Last time, I talked about the query slog: wading through the depths of depression and rejection, and what I did to keep motivated and how I tried new approaches. In today’s post, #6 in the 7 stages of memoir writing, I’ll discuss what happens when you grab that brass ring of agent representation, and how to handle it: what to do if you get one or more offers of representation, and how to know if you’ve found the right agent.

When success occurs, it all seems to happen so fast. I’d only gotten a single favorite on my #PitMad tweet, but I followed the agent’s instructions on his website and sent him my materials, not getting my hopes up. That week, I received an email from the agent, Lane Heymont at the Tobias Literary Agency in New York:

Hi Cecilia,

Thanks for the opportunity to review FLYING FREE. I am absolutely in LOVE with your story.

Do you have time to chat later in the week — Thursday or Friday?

Such a short note, and so momentous. It had now been two full years since I’d begun writing my memoir in a serious way. I’d been working over twenty hours per week on the memoir—sometimes many more—from September 2016 through September 2018, except for a period of about five months while I licked my wounds after that first period of rejection and worked on different writing projects.

I freaked out. I had a feeling this was a potential “yes,” but I couldn’t quite believe it. So I reached out to my friends and mentors, who confirmed it. And I spent hours searching the web for “what to do to prepare for The Call.”

How to prepare for a phone call with an agent

Stage 6: agent representation, preparing for The CallHere’s what I learned from my research:

  • Google the agent and their agency
  • Are they a member of AAR (Association of Authors’ Representatives), which requires agents to adhere to its code of ethics?
  • Look for interviews and mentions by others
  • Check for red flags, like reading fees or complaints
  • Sign up for Publishers Marketplace (they have a free one-month subscription) and look up deals by the agent. Do they make deals in your genre? How active are they? How many deals have they made, and how recently?
  • Create a list of questions you want to ask the agent but that you haven’t been able to find out online. For example, what terms does their author contract include?
  • Let everyone else who has your materials know you’ve received the offer of representation, and give them a deadline to respond.
  • Make sure to ask the agent to give you time to make the decision. A least a week. (I was anxious about this. What if the agent wanted me to sign right away? How could I turn them down?)

The Call

At the end of the week, Lane called me on the phone at our scheduled time. I was ready with my list of questions, but very nervous.

I shouldn’t have worried.

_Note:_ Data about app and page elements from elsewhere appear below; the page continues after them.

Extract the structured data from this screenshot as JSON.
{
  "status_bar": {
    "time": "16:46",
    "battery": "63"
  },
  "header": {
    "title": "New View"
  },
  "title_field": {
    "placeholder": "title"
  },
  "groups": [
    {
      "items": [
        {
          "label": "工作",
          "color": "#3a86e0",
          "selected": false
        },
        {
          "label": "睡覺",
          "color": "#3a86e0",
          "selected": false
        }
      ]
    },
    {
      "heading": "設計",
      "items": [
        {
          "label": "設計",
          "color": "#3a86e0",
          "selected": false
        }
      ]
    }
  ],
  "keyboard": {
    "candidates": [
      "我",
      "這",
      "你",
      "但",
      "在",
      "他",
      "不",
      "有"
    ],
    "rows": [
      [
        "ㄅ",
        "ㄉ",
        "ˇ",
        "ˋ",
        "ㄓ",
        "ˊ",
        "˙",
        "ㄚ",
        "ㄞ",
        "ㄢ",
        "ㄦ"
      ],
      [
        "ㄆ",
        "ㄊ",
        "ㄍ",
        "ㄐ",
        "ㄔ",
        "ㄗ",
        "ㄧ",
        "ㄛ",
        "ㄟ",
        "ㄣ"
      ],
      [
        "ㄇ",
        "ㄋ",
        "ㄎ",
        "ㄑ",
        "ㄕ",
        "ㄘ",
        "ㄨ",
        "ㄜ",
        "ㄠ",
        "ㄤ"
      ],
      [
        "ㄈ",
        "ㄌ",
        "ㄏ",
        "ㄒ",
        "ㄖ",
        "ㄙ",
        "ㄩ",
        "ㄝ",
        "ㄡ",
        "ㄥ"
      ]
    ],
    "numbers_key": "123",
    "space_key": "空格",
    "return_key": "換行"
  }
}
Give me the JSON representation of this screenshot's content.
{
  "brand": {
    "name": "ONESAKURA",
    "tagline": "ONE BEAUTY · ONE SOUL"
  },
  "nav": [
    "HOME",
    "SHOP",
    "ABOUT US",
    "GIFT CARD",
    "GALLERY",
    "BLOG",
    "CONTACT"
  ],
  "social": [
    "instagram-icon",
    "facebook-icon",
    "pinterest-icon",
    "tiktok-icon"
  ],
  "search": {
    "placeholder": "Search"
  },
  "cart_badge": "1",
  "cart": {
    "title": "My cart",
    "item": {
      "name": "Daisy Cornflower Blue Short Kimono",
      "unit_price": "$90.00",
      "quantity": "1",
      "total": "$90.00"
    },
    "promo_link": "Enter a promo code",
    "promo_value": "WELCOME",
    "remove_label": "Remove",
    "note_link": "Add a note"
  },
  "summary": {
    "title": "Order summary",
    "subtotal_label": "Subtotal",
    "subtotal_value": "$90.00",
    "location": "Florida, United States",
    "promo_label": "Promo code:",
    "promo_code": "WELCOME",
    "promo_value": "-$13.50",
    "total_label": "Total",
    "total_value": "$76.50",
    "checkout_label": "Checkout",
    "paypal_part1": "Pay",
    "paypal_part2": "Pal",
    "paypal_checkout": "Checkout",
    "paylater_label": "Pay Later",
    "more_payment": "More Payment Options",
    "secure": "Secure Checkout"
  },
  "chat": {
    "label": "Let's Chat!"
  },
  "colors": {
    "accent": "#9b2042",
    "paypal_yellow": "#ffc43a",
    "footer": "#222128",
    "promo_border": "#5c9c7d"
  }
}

Lane gave me answers to many of the scripted questions without my even having to ask. Without any prompting, he offered me two weeks to make my decision, and gave me the names and contact info of three references — two current clients, and one former client. I was particularly impressed that he was willing to let me speak with a former client.

I got off the phone with him knowing in my gut I’d finally found my dream agent. But now it was time to do my due diligence and follow all the proper steps.

After I peeled myself off the ceiling, I sent out emails to the other agents who had my materials. I let them know I had an offer of representation, and gave them a date a couple of days before my deadline with Lane so I’d have time to think over my decision in case someone else was interested in representing me.

I looked up Lane on the web, checked Publishers Marketplace and AAR, and contacted all three of his references. They each raved about him in a way that led me to know I would work well with him.

A second offer of representation

But then another of the agents I’d contacted called to offer me representation as well. I was astounded. Not one, but two people believed in my memoir enough to put their careers and livelihoods on the line for it? This validation made me unbelievably happy, but it was also agonizing. Now I’d have to say no to one of these two people. After talking with them, I knew I would’ve been fortunate to work with either of these agents.

In the end, though, I signed with Lane Heymont. He was obviously passionate about my memoir and about the larger values and themes that resonated through my writing and my life. And I have to say my decision has been validated. Throughout the time I’ve worked with Lane, he’s impressed and delighted me. He has my back, and an author couldn’t ask for more.

Why Pitch Madness works

In my newsletter, I go into more detail as to exactly why I believe Pitch Madness works, and why I never would have found my agent by searching in the traditional way. (Sorry, but this post is already getting too long.) I also include a much longer, uncensored version of this post that describes how I almost made a big mistake on The Call. You can subscribe here.

If you have questions about any of the topics I touch on briefly in the blog post series, please let me know in the comments section and I’ll add them to my list of newsletter articles.

In the next blog post, I’ll give even more evidence that Lane is a fantastic and effective agent. I’ll describe the sales process to publishers, including how he generated multiple offers for my memoir.